The 250,000 Year Long Evolution Of The Chef's Knife

Forging a knife is undoubtedly a skilled craft but, conceptually speaking, the knife is a rather simple tool. Knives are cutting tools made from a hard material that has been sharpened on one edge. Usually, there is a handle. However, the oldest knife-like tools we know of, actually lack handles.

The Museum of Anthropology at the University of Missouri explains that their Oldowan tools, which are products of the oldest known stone-tool making from 2.5 million years ago, took stone cores and removed flakes to create a sharp edge. While analysis shows that both plants and animals were cut with these tools, the Bradshaw Foundation states that the exact purposes, uses of the tools, and their surrounding culture is still unknown. The first issue comes from the fact that after millions of years, data is scant. The second is that the tools look like something a chimpanzee could produce. 

However, similar stone tools from 250,000 years ago were found in what was once an oasis near Azraq, Jordan. These tools had clear signs of blood and other animal matter (per Science Daily). More interesting, each tool seems to have been used for only one species of animal. No rhino DNA was found on a knife with duck DNA, for example.
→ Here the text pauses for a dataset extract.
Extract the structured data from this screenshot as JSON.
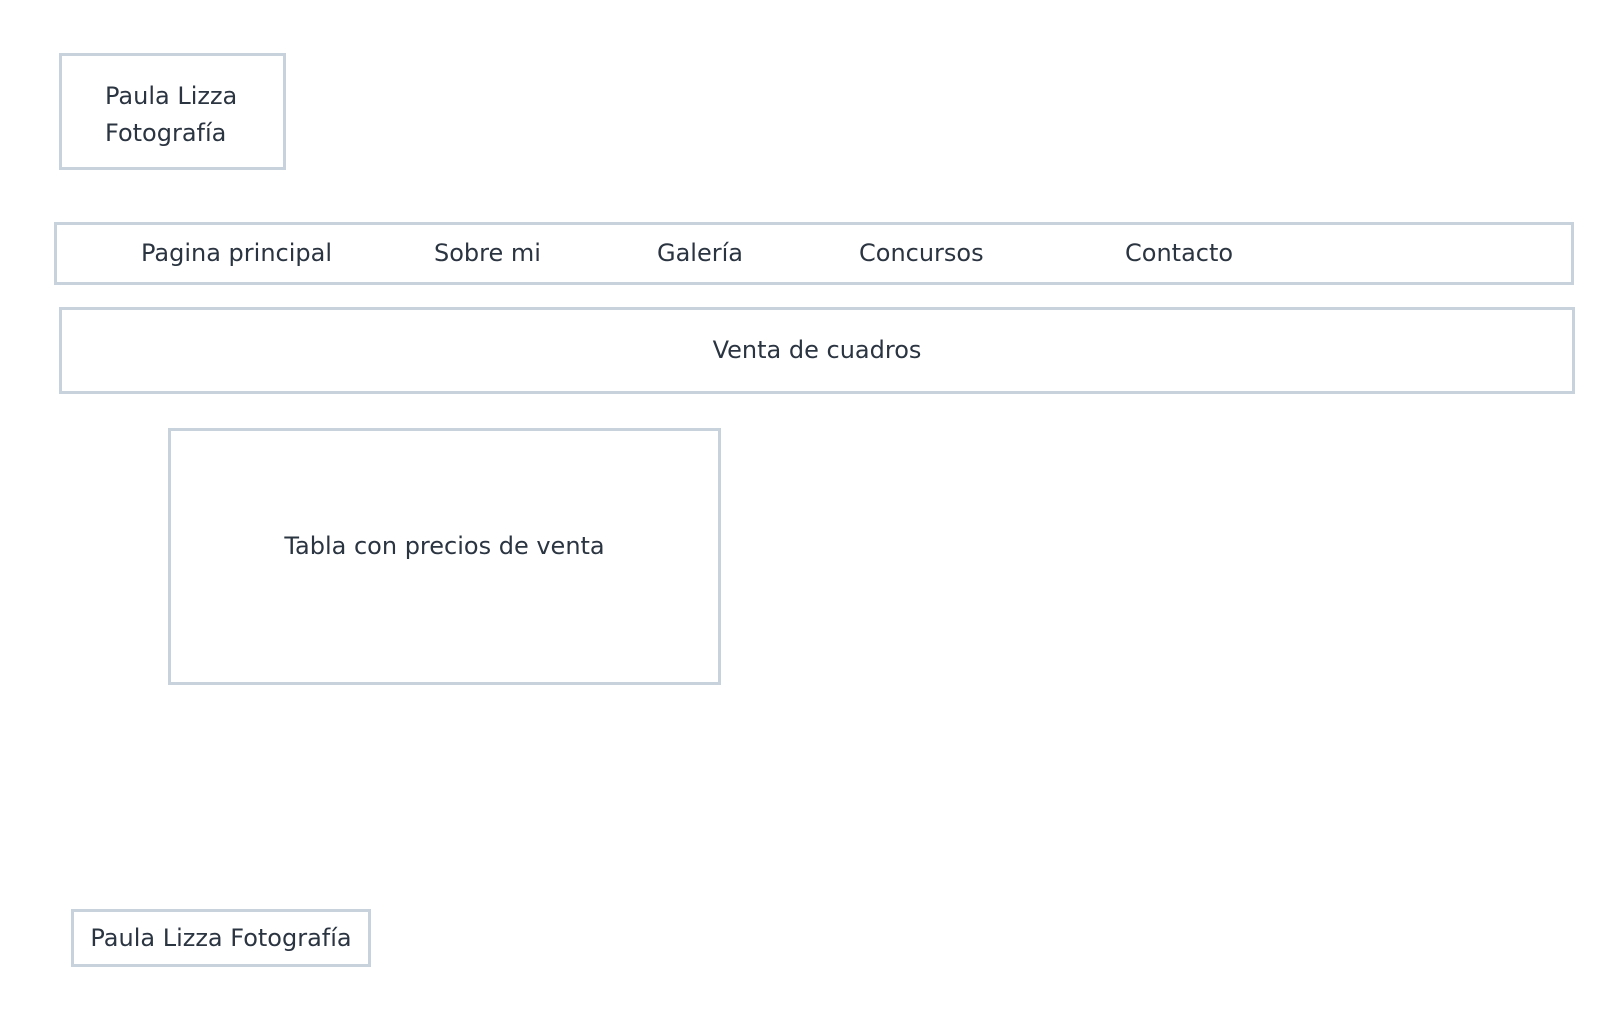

The Christian Science Monitor suggests that the tools were treated as disposable. Nor did the animal eating stop there, the scientists found evidence that pre-humans also ate wild cattle, camels, and wild horses.

250,000 years later, knife making has gone full circle

Once the conceptual bridge was made, the knife's evolution was a simple trajectory across the course of newer materials and more advanced production techniques. This is seen in an infographic made by Chef Knives Expert. Once the Copper Age dawned, knives had a definite look from which they rarely varied. The most recent innovation in knife making that Chef Knives Expert touches upon is the ceramic knife. These knives are made from powdered zirconium dioxide that is dry pressed and then fired. These blades are both hard and capable of holding an edge for longer than even steel. In a way, then, the most sophisticated knives of our day are high-tech versions of the Oldowan tools that came before.

Taste Cooking notes this full-circle trend in current and future-looking knife making. Besides ceramic, some makers are experimenting with wooden knives. Others, like Jebiga, are looking into incorporating the handle-less blob-like shape of the old stone tools with the Del Ben Primitive Knife. However, finding a place that actually sells the $250 knife is hard. So, for the moment, we might be stuck with knives that are in one sense more traditional and in another, less so.